* **What you should do**:
Scan the material below for the word "name", then copy every line in which it appears.

▼▼▼

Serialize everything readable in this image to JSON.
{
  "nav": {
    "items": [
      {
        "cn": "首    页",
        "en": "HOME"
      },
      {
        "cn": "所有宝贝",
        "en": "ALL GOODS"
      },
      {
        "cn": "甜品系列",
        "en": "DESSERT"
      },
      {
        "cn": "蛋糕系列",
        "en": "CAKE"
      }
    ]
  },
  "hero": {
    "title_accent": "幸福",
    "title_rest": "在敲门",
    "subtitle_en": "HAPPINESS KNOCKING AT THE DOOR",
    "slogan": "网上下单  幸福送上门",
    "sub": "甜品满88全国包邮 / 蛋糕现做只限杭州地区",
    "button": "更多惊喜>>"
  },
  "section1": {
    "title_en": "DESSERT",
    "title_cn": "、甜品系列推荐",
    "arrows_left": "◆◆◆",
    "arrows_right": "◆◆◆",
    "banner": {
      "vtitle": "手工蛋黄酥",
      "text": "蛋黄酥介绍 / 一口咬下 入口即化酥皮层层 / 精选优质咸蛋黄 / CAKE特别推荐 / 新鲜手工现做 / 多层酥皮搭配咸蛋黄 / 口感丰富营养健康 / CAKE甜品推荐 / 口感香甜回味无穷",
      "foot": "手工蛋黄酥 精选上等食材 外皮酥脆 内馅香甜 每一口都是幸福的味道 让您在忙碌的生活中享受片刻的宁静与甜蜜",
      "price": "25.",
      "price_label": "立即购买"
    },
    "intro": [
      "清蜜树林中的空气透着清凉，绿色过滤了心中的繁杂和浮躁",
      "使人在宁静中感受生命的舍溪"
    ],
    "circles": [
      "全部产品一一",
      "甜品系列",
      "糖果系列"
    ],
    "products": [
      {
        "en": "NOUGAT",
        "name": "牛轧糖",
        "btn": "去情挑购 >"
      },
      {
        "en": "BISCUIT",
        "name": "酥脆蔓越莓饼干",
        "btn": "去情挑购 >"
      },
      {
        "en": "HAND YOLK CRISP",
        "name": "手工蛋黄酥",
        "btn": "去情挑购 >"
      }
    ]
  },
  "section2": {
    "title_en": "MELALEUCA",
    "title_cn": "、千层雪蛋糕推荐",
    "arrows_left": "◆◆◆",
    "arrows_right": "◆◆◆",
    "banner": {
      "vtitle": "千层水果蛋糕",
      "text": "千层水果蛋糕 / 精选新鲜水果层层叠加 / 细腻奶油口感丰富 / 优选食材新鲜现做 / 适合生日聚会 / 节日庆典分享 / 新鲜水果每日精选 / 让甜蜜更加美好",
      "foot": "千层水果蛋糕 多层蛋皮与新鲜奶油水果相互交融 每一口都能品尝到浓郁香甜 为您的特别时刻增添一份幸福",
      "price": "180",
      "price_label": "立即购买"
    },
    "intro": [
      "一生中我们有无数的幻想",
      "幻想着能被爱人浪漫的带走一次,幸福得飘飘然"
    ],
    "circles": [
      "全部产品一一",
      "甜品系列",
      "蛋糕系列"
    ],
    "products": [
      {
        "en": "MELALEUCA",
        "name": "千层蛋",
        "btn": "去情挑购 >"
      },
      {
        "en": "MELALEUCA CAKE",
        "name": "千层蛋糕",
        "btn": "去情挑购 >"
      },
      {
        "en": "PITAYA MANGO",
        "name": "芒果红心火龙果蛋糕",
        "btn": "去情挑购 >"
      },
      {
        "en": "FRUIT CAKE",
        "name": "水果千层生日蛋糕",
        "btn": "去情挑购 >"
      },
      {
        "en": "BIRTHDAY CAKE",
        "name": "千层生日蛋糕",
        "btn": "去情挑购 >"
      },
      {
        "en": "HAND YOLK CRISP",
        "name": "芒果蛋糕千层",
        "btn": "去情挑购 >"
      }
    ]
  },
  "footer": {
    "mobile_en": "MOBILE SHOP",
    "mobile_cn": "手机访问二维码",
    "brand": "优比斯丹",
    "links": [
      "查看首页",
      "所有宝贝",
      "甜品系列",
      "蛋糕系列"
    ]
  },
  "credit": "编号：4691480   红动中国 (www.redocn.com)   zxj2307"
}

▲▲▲

* **Problem solution**:
        "name": "牛轧糖",
        "name": "酥脆蔓越莓饼干",
        "name": "手工蛋黄酥",
        "name": "千层蛋",
        "name": "千层蛋糕",
        "name": "芒果红心火龙果蛋糕",
        "name": "水果千层生日蛋糕",
        "name": "千层生日蛋糕",
        "name": "芒果蛋糕千层",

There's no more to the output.